- _PROBLEM STATEMENT_
For the string "Customize", find every matching line in the records and copy it.

*****

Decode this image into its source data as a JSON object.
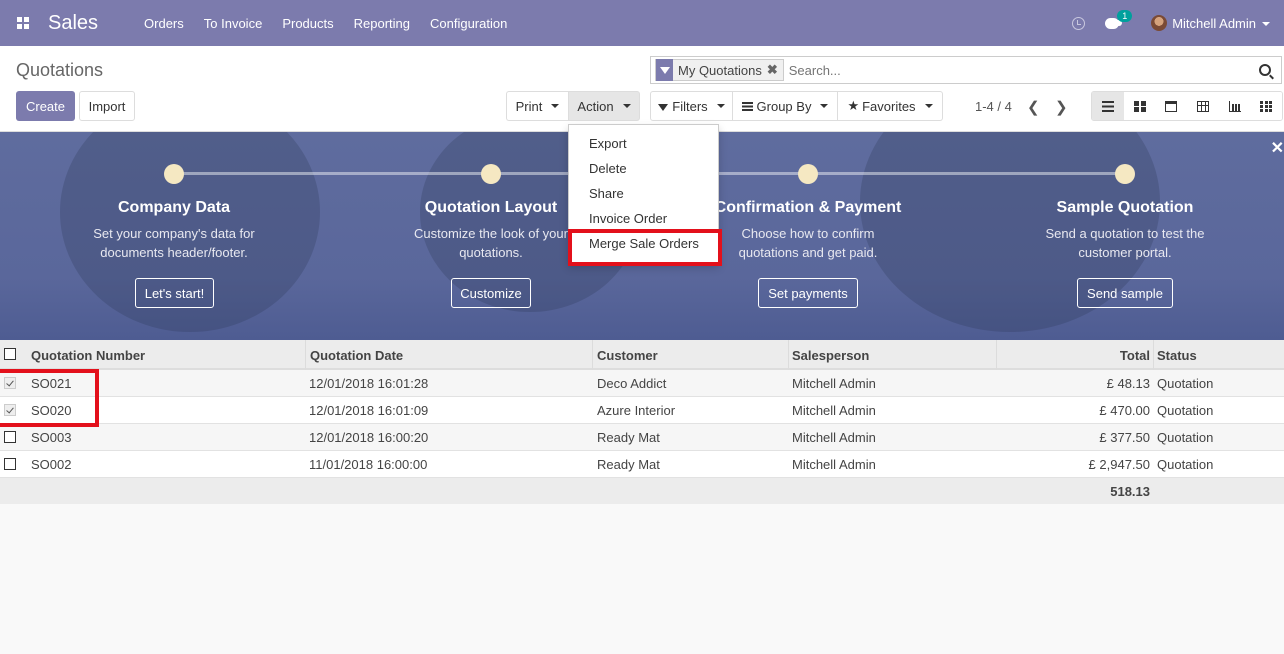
{
  "navbar": {
    "brand": "Sales",
    "menu": [
      "Orders",
      "To Invoice",
      "Products",
      "Reporting",
      "Configuration"
    ],
    "chat_badge": "1",
    "user": "Mitchell Admin"
  },
  "control_panel": {
    "title": "Quotations",
    "create_label": "Create",
    "import_label": "Import",
    "print_label": "Print",
    "action_label": "Action",
    "search_facet": "My Quotations",
    "search_placeholder": "Search...",
    "filters_label": "Filters",
    "groupby_label": "Group By",
    "favorites_label": "Favorites",
    "pager": "1-4 / 4"
  },
  "action_menu": {
    "items": [
      "Export",
      "Delete",
      "Share",
      "Invoice Order",
      "Merge Sale Orders"
    ]
  },
  "banner": {
    "steps": [
      {
        "title": "Company Data",
        "desc": "Set your company's data for documents header/footer.",
        "button": "Let's start!"
      },
      {
        "title": "Quotation Layout",
        "desc": "Customize the look of your quotations.",
        "button": "Customize"
      },
      {
        "title": "Confirmation & Payment",
        "desc": "Choose how to confirm quotations and get paid.",
        "button": "Set payments"
      },
      {
        "title": "Sample Quotation",
        "desc": "Send a quotation to test the customer portal.",
        "button": "Send sample"
      }
    ]
  },
  "table": {
    "columns": [
      "Quotation Number",
      "Quotation Date",
      "Customer",
      "Salesperson",
      "Total",
      "Status"
    ],
    "rows": [
      {
        "number": "SO021",
        "date": "12/01/2018 16:01:28",
        "customer": "Deco Addict",
        "salesperson": "Mitchell Admin",
        "total": "£ 48.13",
        "status": "Quotation",
        "checked": true
      },
      {
        "number": "SO020",
        "date": "12/01/2018 16:01:09",
        "customer": "Azure Interior",
        "salesperson": "Mitchell Admin",
        "total": "£ 470.00",
        "status": "Quotation",
        "checked": true
      },
      {
        "number": "SO003",
        "date": "12/01/2018 16:00:20",
        "customer": "Ready Mat",
        "salesperson": "Mitchell Admin",
        "total": "£ 377.50",
        "status": "Quotation",
        "checked": false
      },
      {
        "number": "SO002",
        "date": "11/01/2018 16:00:00",
        "customer": "Ready Mat",
        "salesperson": "Mitchell Admin",
        "total": "£ 2,947.50",
        "status": "Quotation",
        "checked": false
      }
    ],
    "footer_total": "518.13"
  },
  "colors": {
    "brand": "#7c7bad",
    "highlight": "#e3101b",
    "banner": "#5a679b"
  }
}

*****

- _EXERCISE SOLUTION_
        "desc": "Customize the look of your quotations.",
        "button": "Customize"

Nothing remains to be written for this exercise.